“For me last year, was a massive learning year in Formula Regional, I think I was able to take a lot from that season. And I think what I take from that season into this year is going to be more valuable than anything else.”
Jamie Chadwick celebrates on the podium with the trophy
Photo by: Sam Bloxham / Motorsport Images
Reflecting on her Formula Regional campaign that yielded a disappointing ninth in the points and only one podium in 23 races, Chadwick added: “Initially I looked back at last year with quite a lot of frustration because I was with Prema, and the goal was to continue with Prema to FIA F3. But actually, now I see there are a lot of positives to take from it.
“It was an incredibly tough year, there were a lot of factors that were in my control, but also out of my control, that all added up to the season. And the season not going how I would have liked is something I have learned a lot from and makes me stronger this year.
“The goals haven’t changed. With everything that happened last year, it kind of puts me a year behind. But I still want to be able to perform and step up to F3, F2 level and get on the official feeder pathway [to F1]. And I think the W Series gives me the platform to do that.”
Chadwick said she had also hoped to race in Euroformula Open this season, but ultimately elected to focus on just the W Series and Extreme E, along with her Williams F1 simulator work.
“I had hoped to put in a third championship in there, and I did a bit of testing in the Euroformula car at the end of last year,” she said. “But I think with so much going on at the moment, focusing on two championships and really putting all my energy and emphasis into those two was the best option.
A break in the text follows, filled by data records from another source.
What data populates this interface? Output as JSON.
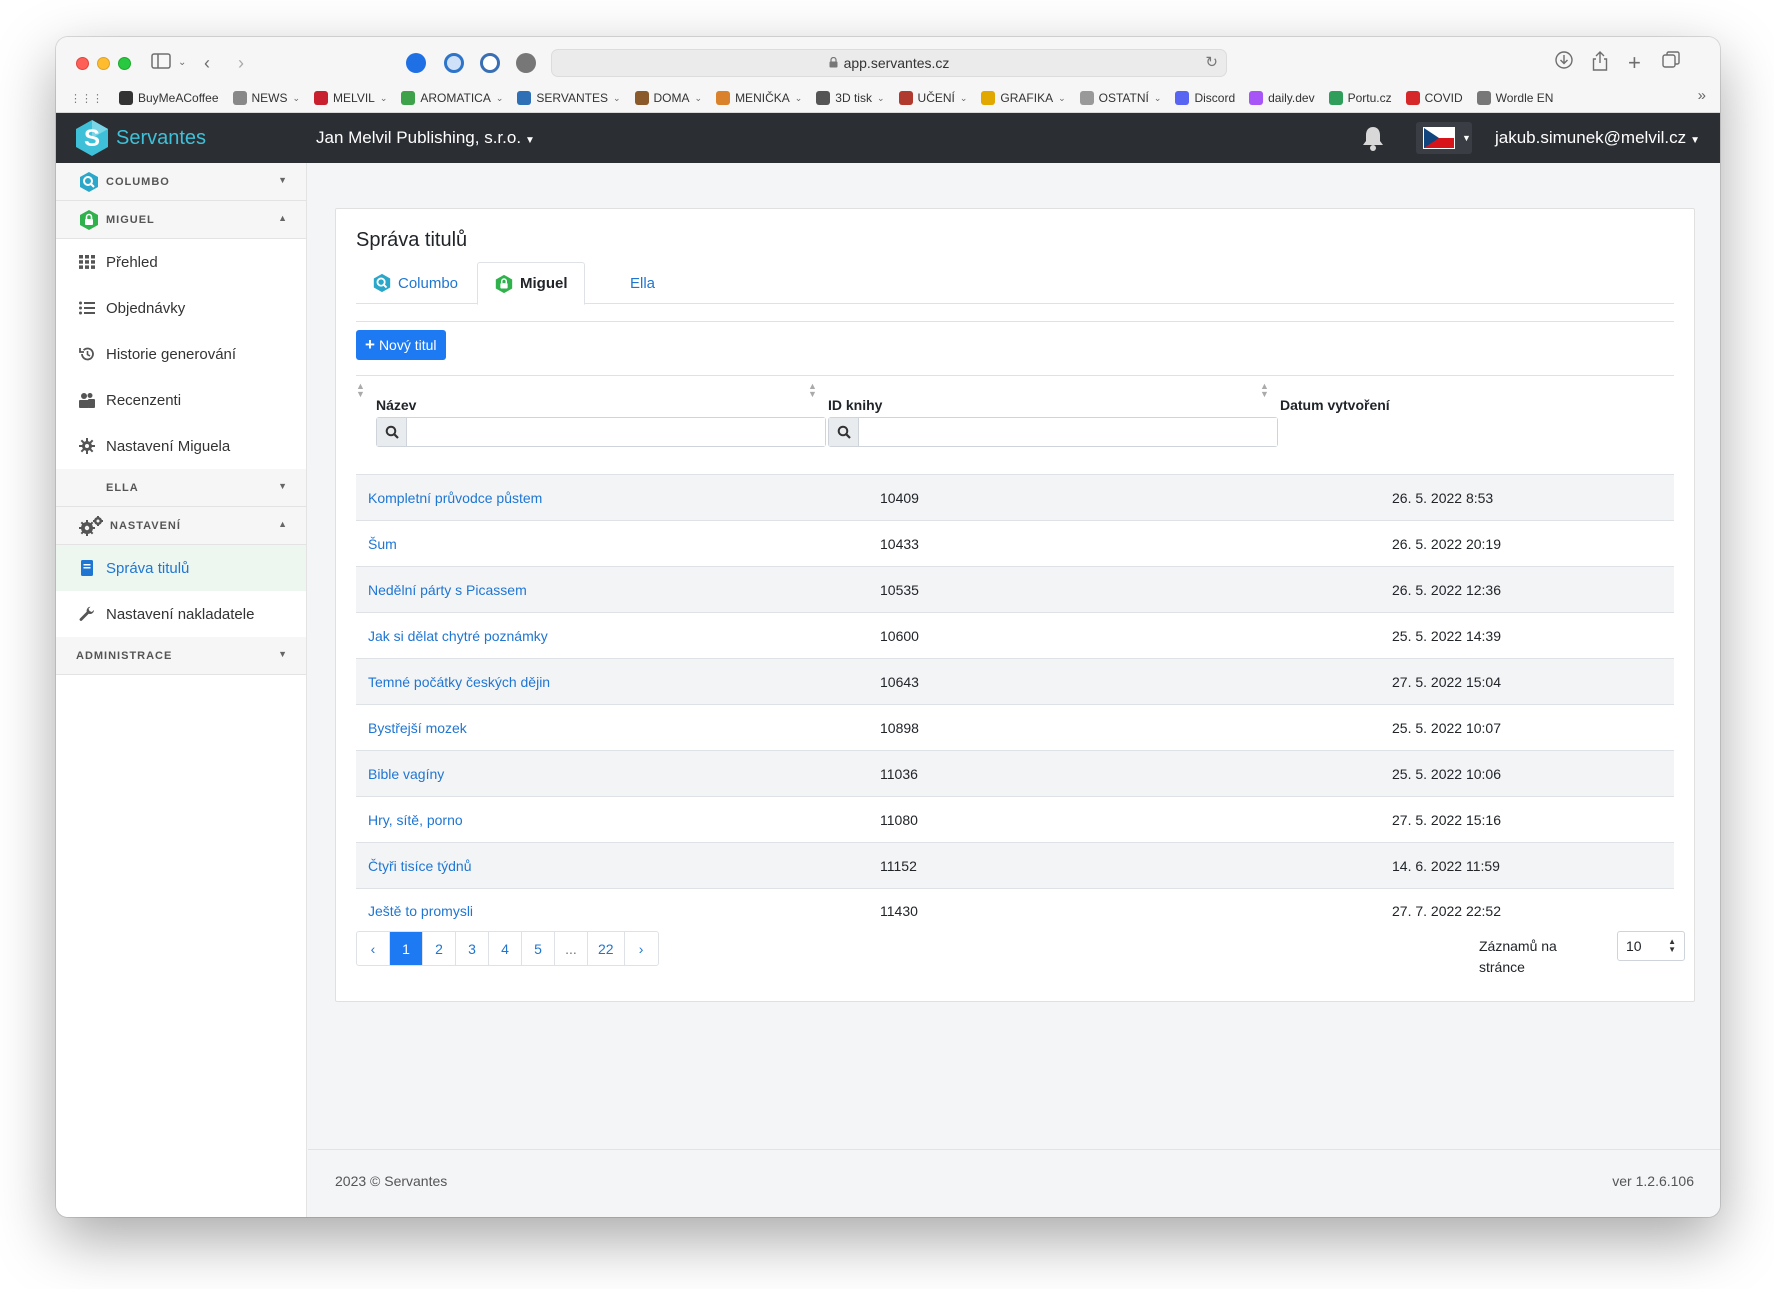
{
  "browser": {
    "url": "app.servantes.cz",
    "bookmarks": [
      {
        "label": "BuyMeACoffee",
        "dropdown": false,
        "color": "#333333"
      },
      {
        "label": "NEWS",
        "dropdown": true,
        "color": "#888888"
      },
      {
        "label": "MELVIL",
        "dropdown": true,
        "color": "#c8202f"
      },
      {
        "label": "AROMATICA",
        "dropdown": true,
        "color": "#3ea24a"
      },
      {
        "label": "SERVANTES",
        "dropdown": true,
        "color": "#2e6fb5"
      },
      {
        "label": "DOMA",
        "dropdown": true,
        "color": "#8b5a2b"
      },
      {
        "label": "MENIČKA",
        "dropdown": true,
        "color": "#d9822b"
      },
      {
        "label": "3D tisk",
        "dropdown": true,
        "color": "#555555"
      },
      {
        "label": "UČENÍ",
        "dropdown": true,
        "color": "#b03a2e"
      },
      {
        "label": "GRAFIKA",
        "dropdown": true,
        "color": "#e0a800"
      },
      {
        "label": "OSTATNÍ",
        "dropdown": true,
        "color": "#999999"
      },
      {
        "label": "Discord",
        "dropdown": false,
        "color": "#5865f2"
      },
      {
        "label": "daily.dev",
        "dropdown": false,
        "color": "#a855f7"
      },
      {
        "label": "Portu.cz",
        "dropdown": false,
        "color": "#2f9e5b"
      },
      {
        "label": "COVID",
        "dropdown": false,
        "color": "#d62828"
      },
      {
        "label": "Wordle EN",
        "dropdown": false,
        "color": "#777777"
      }
    ]
  },
  "header": {
    "brand": "Servantes",
    "company": "Jan Melvil Publishing, s.r.o.",
    "user": "jakub.simunek@melvil.cz"
  },
  "sidebar": {
    "columbo": "COLUMBO",
    "miguel": "MIGUEL",
    "miguel_items": [
      {
        "label": "Přehled",
        "icon": "grid-icon"
      },
      {
        "label": "Objednávky",
        "icon": "list-icon"
      },
      {
        "label": "Historie generování",
        "icon": "history-icon"
      },
      {
        "label": "Recenzenti",
        "icon": "reviewers-icon"
      },
      {
        "label": "Nastavení Miguela",
        "icon": "gear-icon"
      }
    ],
    "ella": "ELLA",
    "nastaveni": "NASTAVENÍ",
    "settings_items": [
      {
        "label": "Správa titulů",
        "icon": "book-icon",
        "active": true
      },
      {
        "label": "Nastavení nakladatele",
        "icon": "wrench-icon",
        "active": false
      }
    ],
    "administrace": "ADMINISTRACE"
  },
  "main": {
    "title": "Správa titulů",
    "tabs": [
      {
        "label": "Columbo",
        "active": false
      },
      {
        "label": "Miguel",
        "active": true
      },
      {
        "label": "Ella",
        "active": false
      }
    ],
    "new_button": "Nový titul",
    "columns": {
      "name": "Název",
      "id": "ID knihy",
      "date": "Datum vytvoření"
    },
    "filters": {
      "name": "",
      "id": ""
    },
    "rows": [
      {
        "name": "Kompletní průvodce půstem",
        "id": "10409",
        "date": "26. 5. 2022 8:53"
      },
      {
        "name": "Šum",
        "id": "10433",
        "date": "26. 5. 2022 20:19"
      },
      {
        "name": "Nedělní párty s Picassem",
        "id": "10535",
        "date": "26. 5. 2022 12:36"
      },
      {
        "name": "Jak si dělat chytré poznámky",
        "id": "10600",
        "date": "25. 5. 2022 14:39"
      },
      {
        "name": "Temné počátky českých dějin",
        "id": "10643",
        "date": "27. 5. 2022 15:04"
      },
      {
        "name": "Bystřejší mozek",
        "id": "10898",
        "date": "25. 5. 2022 10:07"
      },
      {
        "name": "Bible vagíny",
        "id": "11036",
        "date": "25. 5. 2022 10:06"
      },
      {
        "name": "Hry, sítě, porno",
        "id": "11080",
        "date": "27. 5. 2022 15:16"
      },
      {
        "name": "Čtyři tisíce týdnů",
        "id": "11152",
        "date": "14. 6. 2022 11:59"
      },
      {
        "name": "Ještě to promysli",
        "id": "11430",
        "date": "27. 7. 2022 22:52"
      }
    ],
    "pagination": {
      "prev": "‹",
      "pages": [
        "1",
        "2",
        "3",
        "4",
        "5",
        "...",
        "22"
      ],
      "active": "1",
      "next": "›"
    },
    "per_page_label": "Záznamů na stránce",
    "per_page_value": "10"
  },
  "footer": {
    "copyright": "2023 © Servantes",
    "version": "ver 1.2.6.106"
  },
  "colors": {
    "navbar": "#2b2e33",
    "link": "#1f76d2",
    "primary": "#1d7af2",
    "columbo": "#2aa7c9",
    "miguel": "#2fb24c"
  }
}
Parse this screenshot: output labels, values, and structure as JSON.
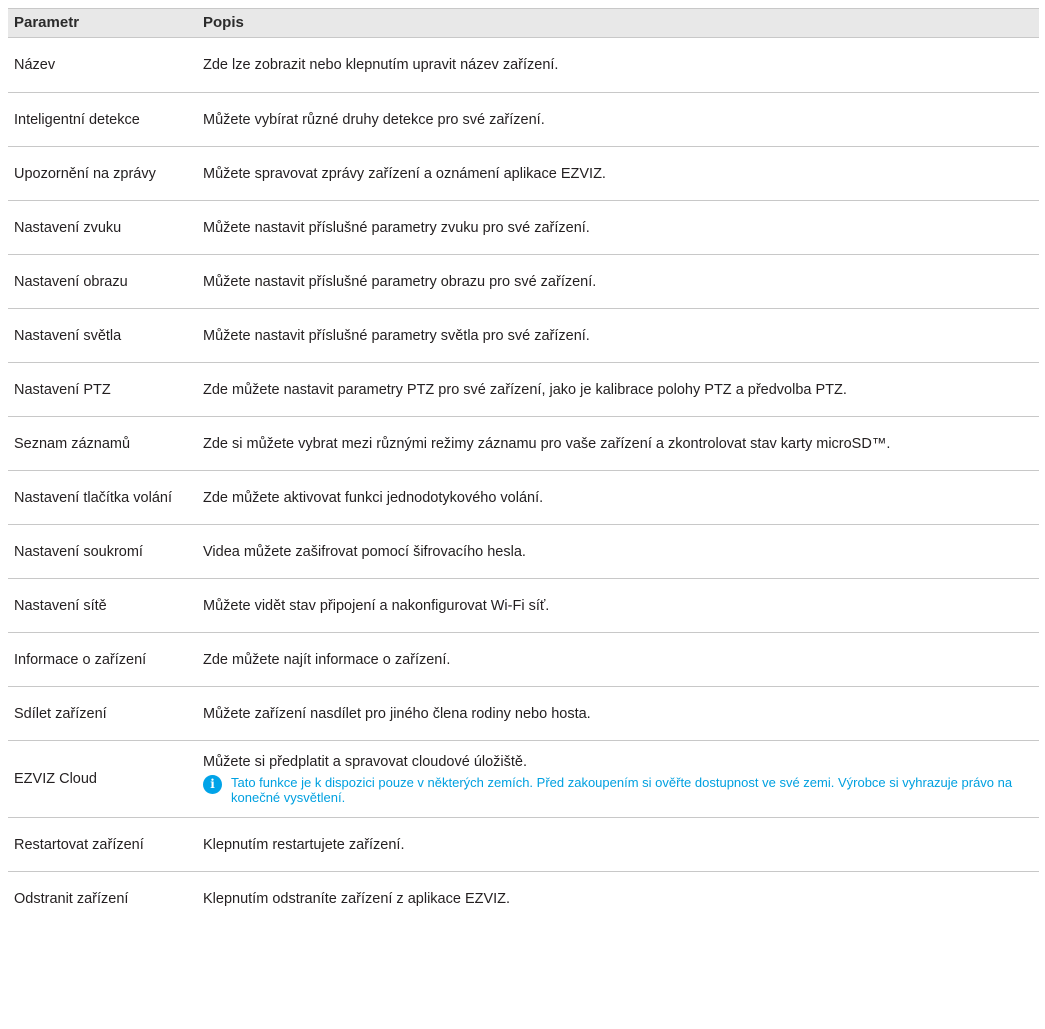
{
  "header": {
    "param": "Parametr",
    "desc": "Popis"
  },
  "rows": [
    {
      "param": "Název",
      "desc": "Zde lze zobrazit nebo klepnutím upravit název zařízení."
    },
    {
      "param": "Inteligentní detekce",
      "desc": "Můžete vybírat různé druhy detekce pro své zařízení."
    },
    {
      "param": "Upozornění na zprávy",
      "desc": "Můžete spravovat zprávy zařízení a oznámení aplikace EZVIZ."
    },
    {
      "param": "Nastavení zvuku",
      "desc": "Můžete nastavit příslušné parametry zvuku pro své zařízení."
    },
    {
      "param": "Nastavení obrazu",
      "desc": "Můžete nastavit příslušné parametry obrazu pro své zařízení."
    },
    {
      "param": "Nastavení světla",
      "desc": "Můžete nastavit příslušné parametry světla pro své zařízení."
    },
    {
      "param": "Nastavení PTZ",
      "desc": "Zde můžete nastavit parametry PTZ pro své zařízení, jako je kalibrace polohy PTZ a předvolba PTZ."
    },
    {
      "param": "Seznam záznamů",
      "desc": "Zde si můžete vybrat mezi různými režimy záznamu pro vaše zařízení a zkontrolovat stav karty microSD™."
    },
    {
      "param": "Nastavení tlačítka volání",
      "desc": "Zde můžete aktivovat funkci jednodotykového volání."
    },
    {
      "param": "Nastavení soukromí",
      "desc": "Videa můžete zašifrovat pomocí šifrovacího hesla."
    },
    {
      "param": "Nastavení sítě",
      "desc": "Můžete vidět stav připojení a nakonfigurovat Wi-Fi síť."
    },
    {
      "param": "Informace o zařízení",
      "desc": "Zde můžete najít informace o zařízení."
    },
    {
      "param": "Sdílet zařízení",
      "desc": "Můžete zařízení nasdílet pro jiného člena rodiny nebo hosta."
    },
    {
      "param": "EZVIZ Cloud",
      "desc": "Můžete si předplatit a spravovat cloudové úložiště.",
      "note": "Tato funkce je k dispozici pouze v některých zemích. Před zakoupením si ověřte dostupnost ve své zemi. Výrobce si vyhrazuje právo na konečné vysvětlení.",
      "note_icon": "i"
    },
    {
      "param": "Restartovat zařízení",
      "desc": "Klepnutím restartujete zařízení."
    },
    {
      "param": "Odstranit zařízení",
      "desc": "Klepnutím odstraníte zařízení z aplikace EZVIZ."
    }
  ],
  "colors": {
    "header_bg": "#e8e8e8",
    "border": "#c8c8c8",
    "note_text": "#00a0e0",
    "note_icon": "#00a3e8"
  }
}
“I’ve also got the relationship with Williams and the simulator role is actually quite intense as well, with the race weekend support. It’s going to be busy year for sure.”
Photo by: FIA F3 Asia Winter Series